The biggest single hardware upgrade in the iPhone 14 Pro is the
main camera, which now has a 48-megapixel sensor, four times the
pixels of the iPhone 13 Pro. Apple has for years said (accurately)
that counting megapixels is not enough when it comes to measuring
the quality of a camera, and the 12MP camera in the iPhone 8 is
indeed a far cry from the 12MP camera in the iPhone 13 Pro.
True to its word, Apple has taken its flashy 48MP sensor and made
its default mode… a 12-megapixel image. The idea is that Apple’s
new “quad-pixel sensor” allows it to gather light from four
separate pixels and then combine them to create a 12MP image with
superior results, especially in low-light situations. And yes, I
saw much less noise in images generated in 12MP mode.
But Apple’s decision is still somewhat puzzling. While you can get
a 48-megapixel image out of the iPhone 14 Pro, you have to do it
by turning on RAW capture in the Settings app. These RAW captures
are slow — it takes a second or more for the camera to be
available to take another shot after you snap one — and they’re
huge (80 to 100 MB each). But they are also, especially in bright
light, spectacularly detailed. Yes, they can be a little noisy,
but with a little work in a RAW photo editor (I used Adobe
Lightroom Classic), I was able to make great-looking images that
had amazing levels of detail the likes of which I’d never been
able to do on an iPhone before.

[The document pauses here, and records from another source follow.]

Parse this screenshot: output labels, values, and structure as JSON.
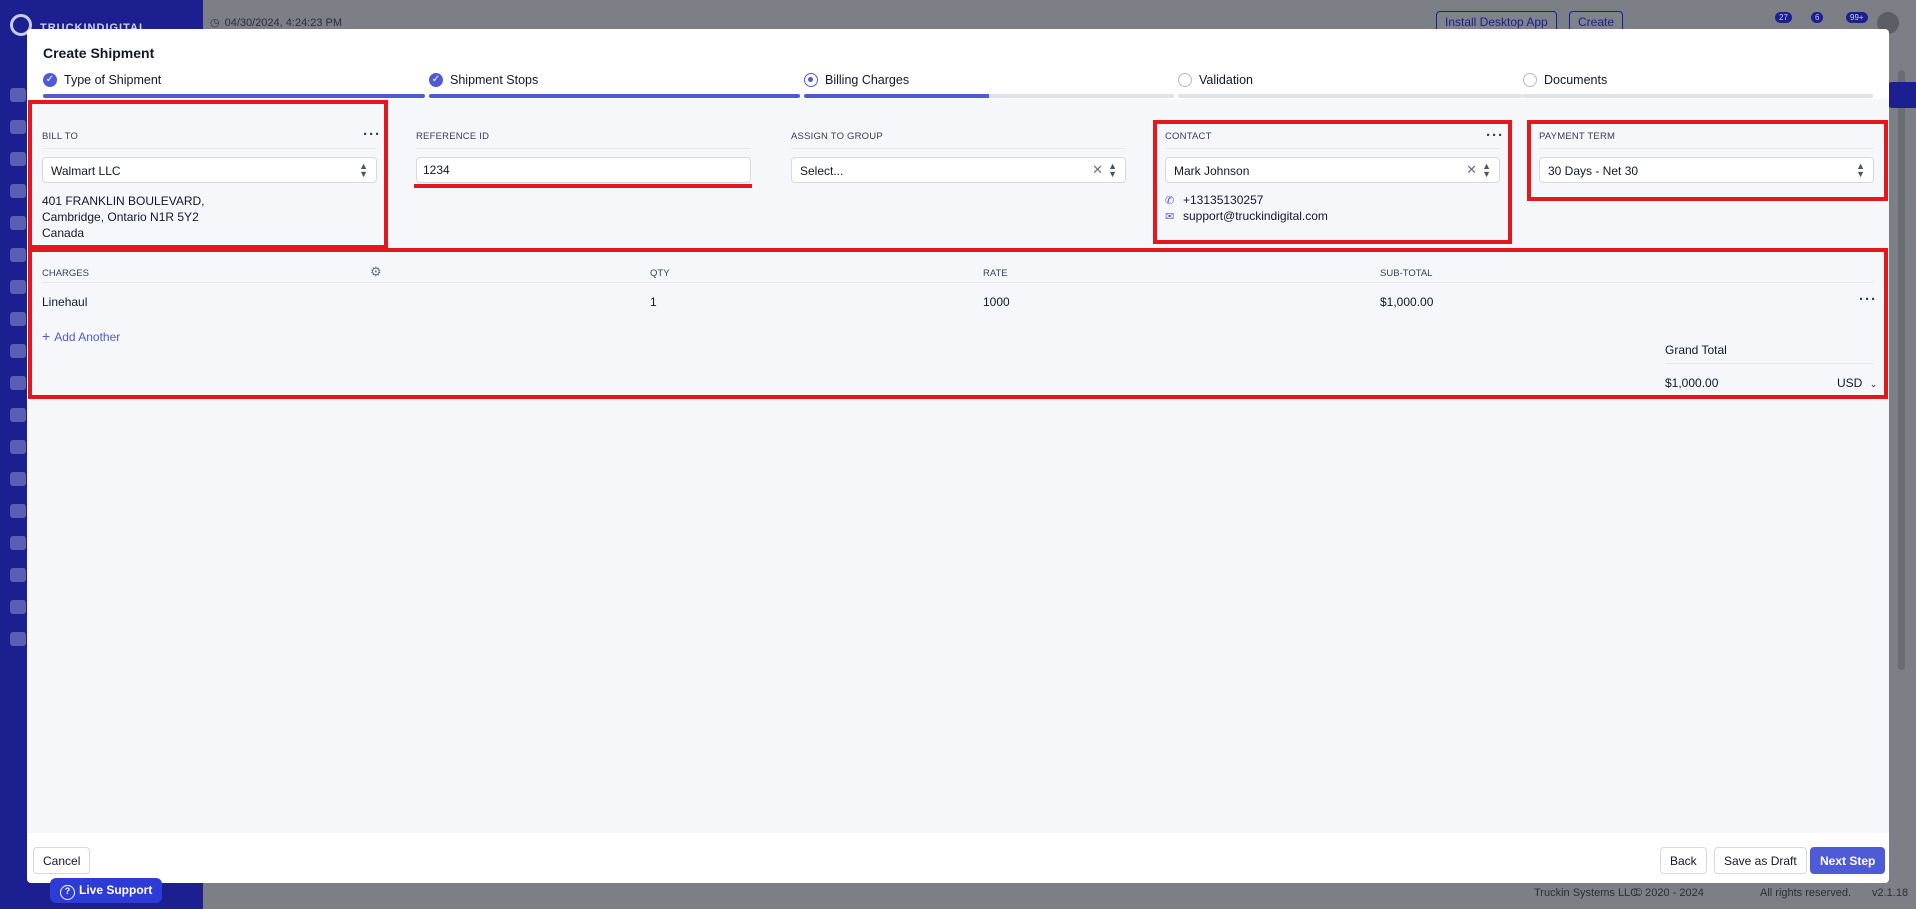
{
  "background": {
    "datetime": "04/30/2024, 4:24:23 PM",
    "brand": "TRUCKINDIGITAL",
    "install_btn": "Install Desktop App",
    "create_btn": "Create",
    "badges": [
      "27",
      "6",
      "99+"
    ],
    "live_support": "Live Support",
    "footer_company": "Truckin Systems LLC.",
    "footer_copyright": "© 2020 - 2024",
    "footer_rights": "All rights reserved.",
    "footer_version": "v2.1.18"
  },
  "modal": {
    "title": "Create Shipment",
    "steps": [
      {
        "label": "Type of Shipment",
        "status": "done"
      },
      {
        "label": "Shipment Stops",
        "status": "done"
      },
      {
        "label": "Billing Charges",
        "status": "current"
      },
      {
        "label": "Validation",
        "status": "todo"
      },
      {
        "label": "Documents",
        "status": "todo"
      }
    ],
    "bill_to": {
      "label": "BILL TO",
      "value": "Walmart LLC",
      "address": [
        "401 FRANKLIN BOULEVARD,",
        "Cambridge, Ontario N1R 5Y2",
        "Canada"
      ]
    },
    "reference_id": {
      "label": "REFERENCE ID",
      "value": "1234"
    },
    "assign_group": {
      "label": "ASSIGN TO GROUP",
      "placeholder": "Select..."
    },
    "contact": {
      "label": "CONTACT",
      "value": "Mark Johnson",
      "phone": "+13135130257",
      "email": "support@truckindigital.com"
    },
    "payment_term": {
      "label": "PAYMENT TERM",
      "value": "30 Days - Net 30"
    },
    "charges": {
      "headers": {
        "charges": "CHARGES",
        "qty": "QTY",
        "rate": "RATE",
        "subtotal": "SUB-TOTAL"
      },
      "rows": [
        {
          "name": "Linehaul",
          "qty": "1",
          "rate": "1000",
          "subtotal": "$1,000.00"
        }
      ],
      "add_another": "Add Another",
      "grand_total_label": "Grand Total",
      "grand_total_value": "$1,000.00",
      "currency": "USD"
    },
    "buttons": {
      "cancel": "Cancel",
      "back": "Back",
      "save_draft": "Save as Draft",
      "next": "Next Step"
    }
  },
  "colors": {
    "accent": "#4f5bd5",
    "highlight": "#e3171c",
    "sidebar": "#1b1f8f"
  }
}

Snell includes a bunch of interesting side-by-side examples in his review. I won’t quite argue that Apple was wrong not to include a 48 MP JPEG shooting mode, but it does seem like shooting RAW on the iPhone 14 Pro produces more impressive results than with previous iPhone generations. This new main camera sensor is impressive.